The rationale for this paper departures from the argument that current literature would benefit from more systematic studies of how mediatization unfolds in organizations (Jensen, 2013). We suggest a perspective where the media – similarly to other institutions– is dealt with in terms of rationalized ideas that are actively translated and transformed in and by organizations (Sahlin & Wedlin, 2008; Sevón & Czarniawska, 1996). This means that media can be addressed as locally negotiated in relations to other institutions that permeate contemporary organizations (Pallas & Fredriksson 2014). This also means that media can be better understood if it is examined as a set of elements - rather than as a monolithic logic - where each element is interpreted, made sense of and negotiated under their own specific conditions often with different outcomes depending on the actual institutional figurations (cf. Hepp & Hasebrink, 2014).
Our previous studies (Fredriksson, Schillemans, & Pallas, 2015; Pallas & Fredriksson, 2013; Pallas, Fredriksson, & Wedlin, 2016) as well as work of others (Kunelius & Reunanen, 2012; Schillemans, 2012; Thorbjornsrud, Ustad Figenschou, & Ihlen, 2014) provide support for this claim. Among other things it is obvious that mediatization has to be seen as a set of rather disparate processes (Heusinkveld, Benders, & Hillebrand, 2013; Meyer & Höllerer, 2010); which in turn means that way in which mediatization unfolds in specific context will be characterized by great diversity and complexity (cf. Røvik, Andersson & Eriksson-Zetterquist 2008). This is especially likely in organizations that operate at the juncture of fragmented streams of interests (Levay & Waks, 2009) and in organizations that are populated by representatives of various professions (Suddaby & Viale, 2011).
That said, the ideas of media are vague and imprecise in many ways and with an apparent shapelessness in contrast to other types of rationalized ideas (e.g. Service Management, Lean, Balanced Scorecards) accompanied by and supported by formal rules, standards and best practices (Morris & Lancaster, 2006; Mueller & Whittle, 2011). Consequently, the translations of the media are open for interests, values and preferences of different professions that in organizations embody the rationales of mediatization.
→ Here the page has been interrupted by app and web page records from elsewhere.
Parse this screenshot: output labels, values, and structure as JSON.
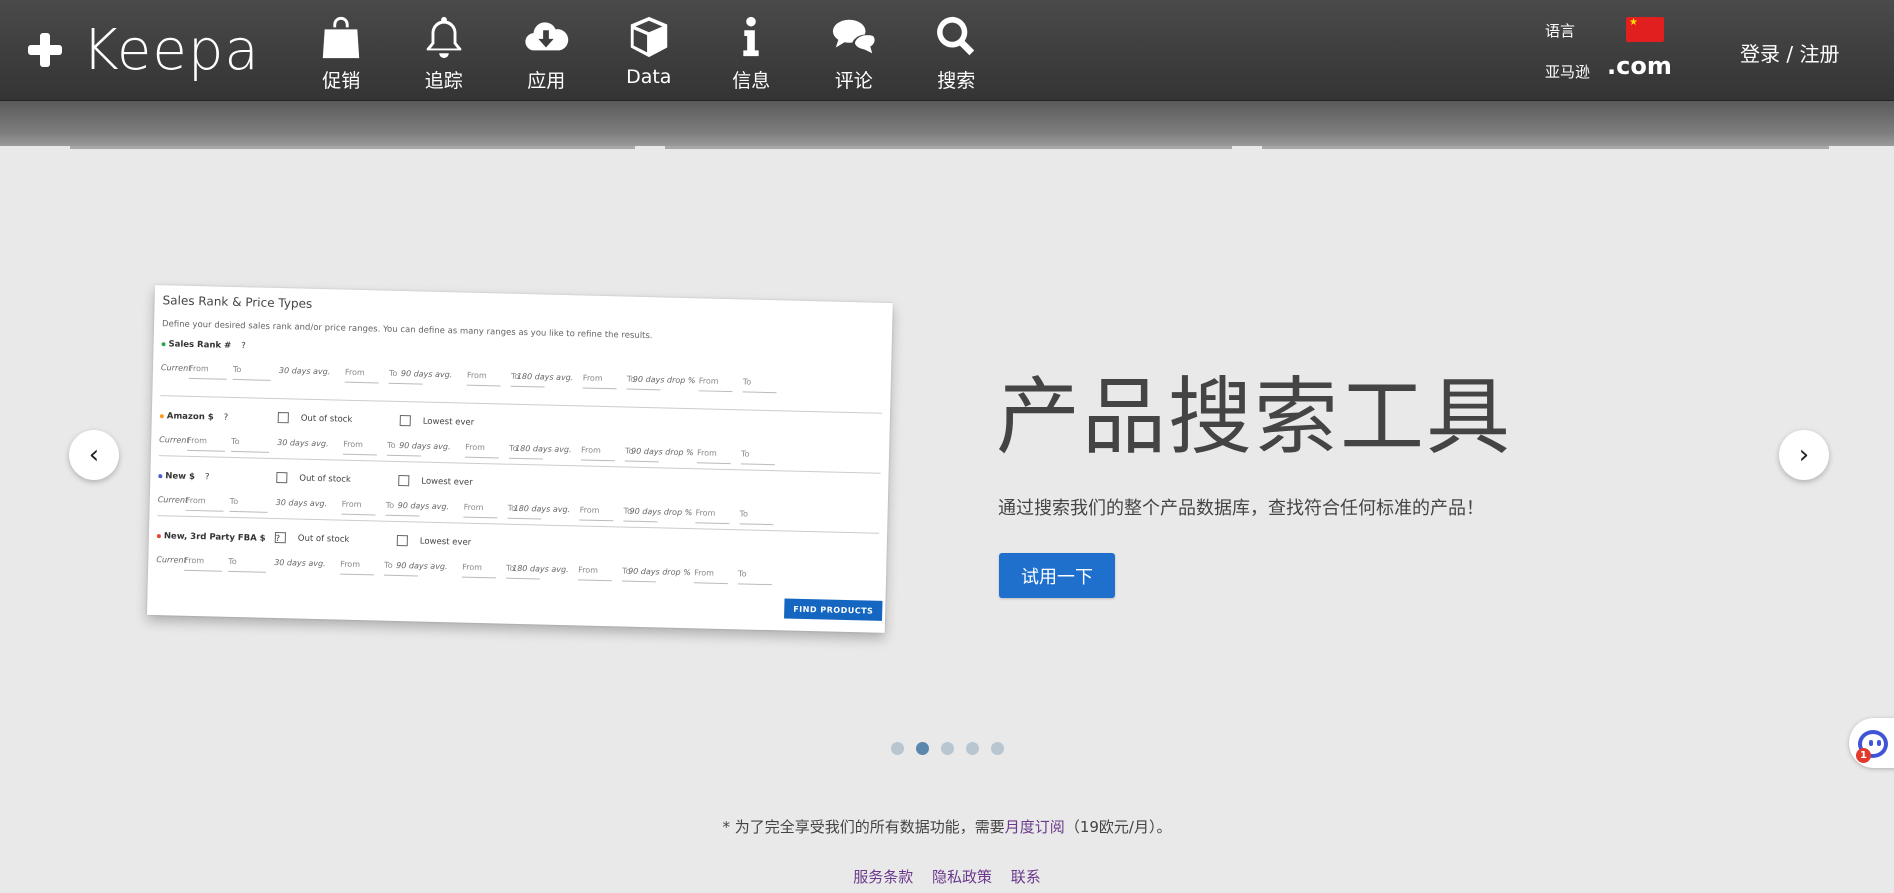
{
  "header": {
    "logo_text": "Keepa",
    "nav": [
      {
        "icon": "shopping-bag-icon",
        "label": "促销"
      },
      {
        "icon": "bell-icon",
        "label": "追踪"
      },
      {
        "icon": "cloud-download-icon",
        "label": "应用"
      },
      {
        "icon": "box-icon",
        "label": "Data"
      },
      {
        "icon": "info-icon",
        "label": "信息"
      },
      {
        "icon": "comments-icon",
        "label": "评论"
      },
      {
        "icon": "search-icon",
        "label": "搜索"
      }
    ],
    "language_label": "语言",
    "amazon_label": "亚马逊",
    "amazon_domain": ".com",
    "login_label": "登录 / 注册"
  },
  "slide": {
    "title": "产品搜索工具",
    "description": "通过搜索我们的整个产品数据库，查找符合任何标准的产品！",
    "button_label": "试用一下",
    "total_slides": 5,
    "active_slide": 2
  },
  "mockup": {
    "title": "Sales Rank & Price Types",
    "description": "Define your desired sales rank and/or price ranges. You can define as many ranges as you like to refine the results.",
    "sections": [
      {
        "name": "Sales Rank #",
        "q": "?",
        "color": "#2aa84a"
      },
      {
        "name": "Amazon $",
        "q": "?",
        "color": "#ff9a1a",
        "check1": "Out of stock",
        "check2": "Lowest ever"
      },
      {
        "name": "New $",
        "q": "?",
        "color": "#4a5bd0",
        "check1": "Out of stock",
        "check2": "Lowest ever"
      },
      {
        "name": "New, 3rd Party FBA $",
        "q": "?",
        "color": "#e04a2a",
        "check1": "Out of stock",
        "check2": "Lowest ever"
      }
    ],
    "row_labels": [
      "Current",
      "30 days avg.",
      "90 days avg.",
      "180 days avg.",
      "90 days drop %"
    ],
    "from": "From",
    "to": "To",
    "find_button": "FIND PRODUCTS"
  },
  "footer": {
    "note_prefix": "* 为了完全享受我们的所有数据功能，需要",
    "note_link": "月度订阅",
    "note_suffix": "（19欧元/月）。",
    "links": [
      "服务条款",
      "隐私政策",
      "联系"
    ]
  },
  "chat": {
    "badge": "1"
  }
}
Here, mediatization becomes a way of mobilizing meaning (Waldorff, 2013), as the various interpretations and understanding of media become subjected to various –and often conflicting– professional principles or frames (Kunelius & Reunanen, 2012).
Boston: Wiley-Blackwell, 2017.